China Power

China, Japan Close to Crisis Management Breakthrough

Japan and China are close to finalizing a liaison mechanism — but it hinges on how Japan commemorates the end of WWII.

China, Japan Close to Crisis Management Breakthrough
Credit: Wikimedia Commons

Since China-Japan relations began a slow thawing process with the meeting between their top leaders last November, officials on both sides have had one clear goal in mind: finalizing a consultative mechanism that will allow leaders to communicate in the event on a maritime or aerial emergency. Such a maritime and aerial consultative mechanism would be a crucial step toward preventing and managing crises, particularly in the disputed region surrounding the Senkaku/Diaoyu Islands. Today, a Chinese general told Xinhua that he believes such a mechanism is on the verge of being launched.

China and Japan agreed in principle to a maritime consultative mechanism all the way back in 2012, but crises in the relationship prevented much progress until quite recently. Talks held in Qingdao in September 2014 and in Japan in January of this year represented the first steps toward a concrete arrangement in over two years. The stated goal is to have the mechanism in place by the end of this year.
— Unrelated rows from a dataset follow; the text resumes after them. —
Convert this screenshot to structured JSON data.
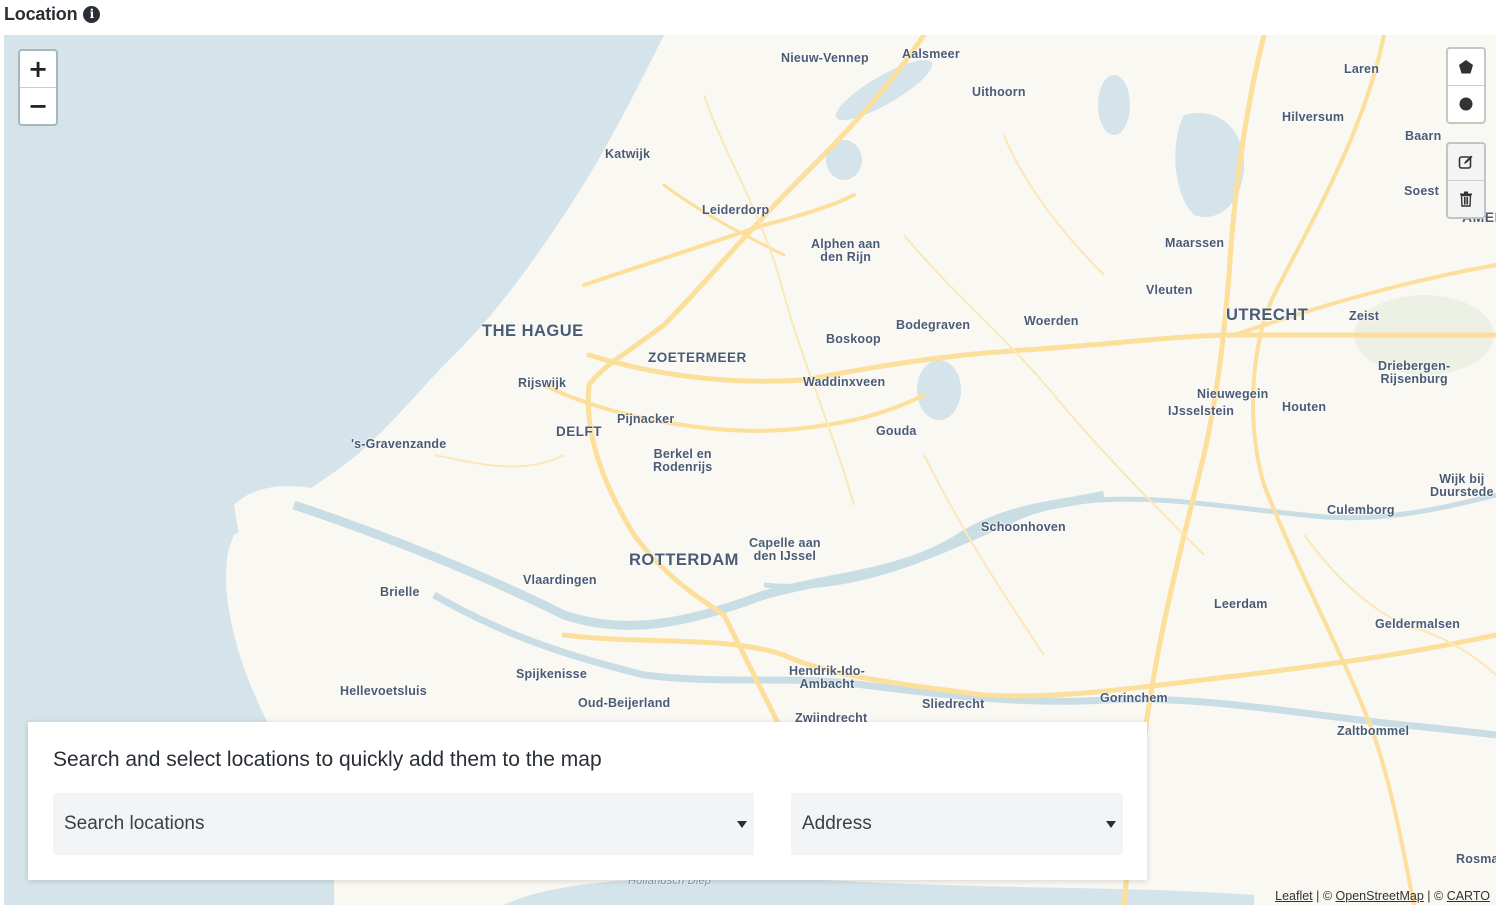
{
  "section": {
    "title": "Location",
    "info_icon": "info-icon"
  },
  "map": {
    "colors": {
      "water": "#d4e4ea",
      "land": "#faf8f3",
      "road": "#fbdf9b",
      "minor_road": "#fbe8b8",
      "label": "#4a5b74"
    },
    "zoom_in_label": "+",
    "zoom_out_label": "−",
    "draw_tools": [
      {
        "name": "draw-polygon",
        "icon": "pentagon-icon"
      },
      {
        "name": "draw-circle",
        "icon": "circle-icon"
      },
      {
        "name": "edit-layers",
        "icon": "edit-icon"
      },
      {
        "name": "delete-layers",
        "icon": "trash-icon"
      }
    ],
    "labels": {
      "nieuw_vennep": "Nieuw-Vennep",
      "aalsmeer": "Aalsmeer",
      "uithoorn": "Uithoorn",
      "laren": "Laren",
      "hilversum": "Hilversum",
      "baarn": "Baarn",
      "soest": "Soest",
      "amersfoort_partial": "AMEI",
      "katwijk": "Katwijk",
      "leiderdorp": "Leiderdorp",
      "alphen": "Alphen aan\nden Rijn",
      "maarssen": "Maarssen",
      "vleuten": "Vleuten",
      "the_hague": "THE HAGUE",
      "utrecht": "UTRECHT",
      "zeist": "Zeist",
      "bodegraven": "Bodegraven",
      "woerden": "Woerden",
      "boskoop": "Boskoop",
      "zoetermeer": "ZOETERMEER",
      "driebergen": "Driebergen-\nRijsenburg",
      "rijswijk": "Rijswijk",
      "waddinxveen": "Waddinxveen",
      "nieuwegein": "Nieuwegein",
      "ijsselstein": "IJsselstein",
      "houten": "Houten",
      "pijnacker": "Pijnacker",
      "delft": "DELFT",
      "gouda": "Gouda",
      "gravenzande": "'s-Gravenzande",
      "berkel": "Berkel en\nRodenrijs",
      "wijk_bij_duurstede": "Wijk bij\nDuurstede",
      "culemborg": "Culemborg",
      "schoonhoven": "Schoonhoven",
      "capelle": "Capelle aan\nden IJssel",
      "rotterdam": "ROTTERDAM",
      "vlaardingen": "Vlaardingen",
      "brielle": "Brielle",
      "leerdam": "Leerdam",
      "geldermalsen": "Geldermalsen",
      "spijkenisse": "Spijkenisse",
      "hendrik_ido": "Hendrik-Ido-\nAmbacht",
      "hellevoetsluis": "Hellevoetsluis",
      "oud_beijerland": "Oud-Beijerland",
      "gorinchem": "Gorinchem",
      "sliedrecht": "Sliedrecht",
      "zwijndrecht": "Zwijndrecht",
      "zaltbommel": "Zaltbommel",
      "rosmalen_partial": "Rosma",
      "hollandsch_diep": "Hollandsch Diep"
    },
    "attribution": {
      "leaflet": "Leaflet",
      "sep1": " | © ",
      "osm": "OpenStreetMap",
      "sep2": " | © ",
      "carto": "CARTO"
    }
  },
  "search_panel": {
    "heading": "Search and select locations to quickly add them to the map",
    "search_select": {
      "value": "",
      "placeholder": "Search locations"
    },
    "type_select": {
      "value": "Address"
    }
  }
}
According to General Qian Lihua, who formerly headed the Ministry of National Defense’s foreign affairs office, that goal is within reach. Qian told Xinhua that China and Japan’s defense departments can to a consensus on many of the details during their January meeting. That includes an expansion of the scope of the agreement, from a “maritime liaison mechanism” to a “maritime and aerial liaison mechanism” (a crucial change, as Japan and China have increasingly taken to scrambling jets to respond to patrol flights in the disputed region). Qian also says that “the basic technical conditions” for launching the mechanism are in place.
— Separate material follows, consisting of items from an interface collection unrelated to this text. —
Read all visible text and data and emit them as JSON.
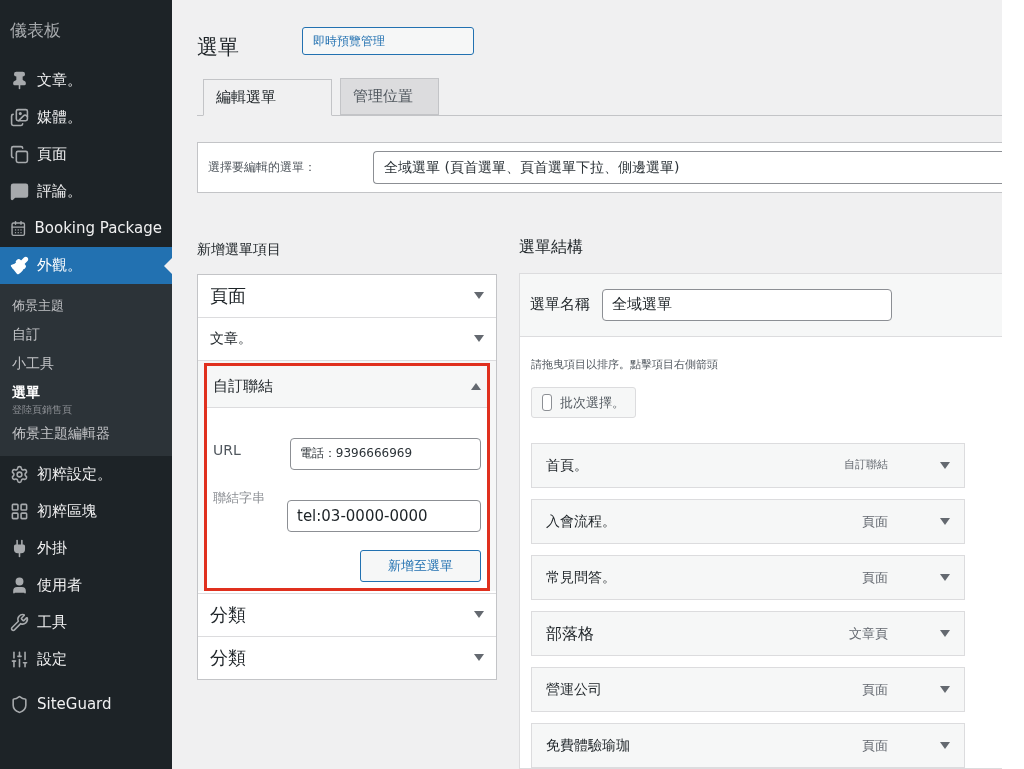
{
  "sidebar": {
    "top_label": "儀表板",
    "items": [
      {
        "label": "文章。",
        "selected": false
      },
      {
        "label": "媒體。",
        "selected": false
      },
      {
        "label": "頁面",
        "selected": false
      },
      {
        "label": "評論。",
        "selected": false
      },
      {
        "label": "Booking Package",
        "selected": false
      },
      {
        "label": "外觀。",
        "selected": true,
        "children": [
          {
            "label": "佈景主題",
            "selected": false
          },
          {
            "label": "自訂",
            "selected": false
          },
          {
            "label": "小工具",
            "selected": false
          },
          {
            "label": "選單",
            "selected": true,
            "note": "登陸頁銷售頁"
          },
          {
            "label": "佈景主題編輯器",
            "selected": false
          }
        ]
      },
      {
        "label": "初粹設定。",
        "selected": false
      },
      {
        "label": "初粹區塊",
        "selected": false
      },
      {
        "label": "外掛",
        "selected": false
      },
      {
        "label": "使用者",
        "selected": false
      },
      {
        "label": "工具",
        "selected": false
      },
      {
        "label": "設定",
        "selected": false
      },
      {
        "label": "SiteGuard",
        "selected": false
      }
    ]
  },
  "page": {
    "title": "選單",
    "preview_button": "即時預覽管理"
  },
  "tabs": [
    {
      "label": "編輯選單",
      "selected": true
    },
    {
      "label": "管理位置",
      "selected": false
    }
  ],
  "menu_select": {
    "label": "選擇要編輯的選單：",
    "value": "全域選單 (頁首選單、頁首選單下拉、側邊選單)"
  },
  "add_items": {
    "heading": "新增選單項目",
    "sections": [
      {
        "title": "頁面",
        "expanded": false,
        "highlighted": false
      },
      {
        "title": "文章。",
        "expanded": false,
        "highlighted": false
      },
      {
        "title": "自訂聯結",
        "expanded": true,
        "highlighted": true,
        "url_label": "URL",
        "url_value": "電話：9396666969",
        "text_label": "聯結字串",
        "text_value": "tel:03-0000-0000",
        "button": "新增至選單"
      },
      {
        "title": "分類",
        "expanded": false,
        "highlighted": false
      },
      {
        "title": "分類",
        "expanded": false,
        "highlighted": false
      }
    ]
  },
  "structure": {
    "heading": "選單結構",
    "name_label": "選單名稱",
    "name_value": "全域選單",
    "hint": "請拖曳項目以排序。點擊項目右側箭頭",
    "bulk_select": {
      "label": "批次選擇。",
      "checked": false
    },
    "items": [
      {
        "title": "首頁。",
        "type": "自訂聯結"
      },
      {
        "title": "入會流程。",
        "type": "頁面"
      },
      {
        "title": "常見問答。",
        "type": "頁面"
      },
      {
        "title": "部落格",
        "type": "文章頁"
      },
      {
        "title": "營運公司",
        "type": "頁面"
      },
      {
        "title": "免費體驗瑜珈",
        "type": "頁面"
      }
    ]
  }
}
However, Qian added a caveat: further progress on the liaison mechanism depends on Japan’s actions moving forward, particularly with regard to Prime Minister Shinzo Abe’s upcoming statement on the 70th anniversary of World War II.  “We are very worried about Japan’s political orientation… The country now stands at a crossroads of whether to maintain its pacifist constitution or revive militarism,” Qian said. He added that China “will be watching closely” when Abe gives his statement, warning that bilateral relations will suffer if Abe distances himself from previous statement made by Japanese prime ministers.

The implication is clear: the China-Japan consultation mechanism could be jeopardized if Abe’s statement doesn’t include expressions of “deep remorse” for Japan’s “colonial rule and aggression” (language founded in the Murayama and Koizumi statements).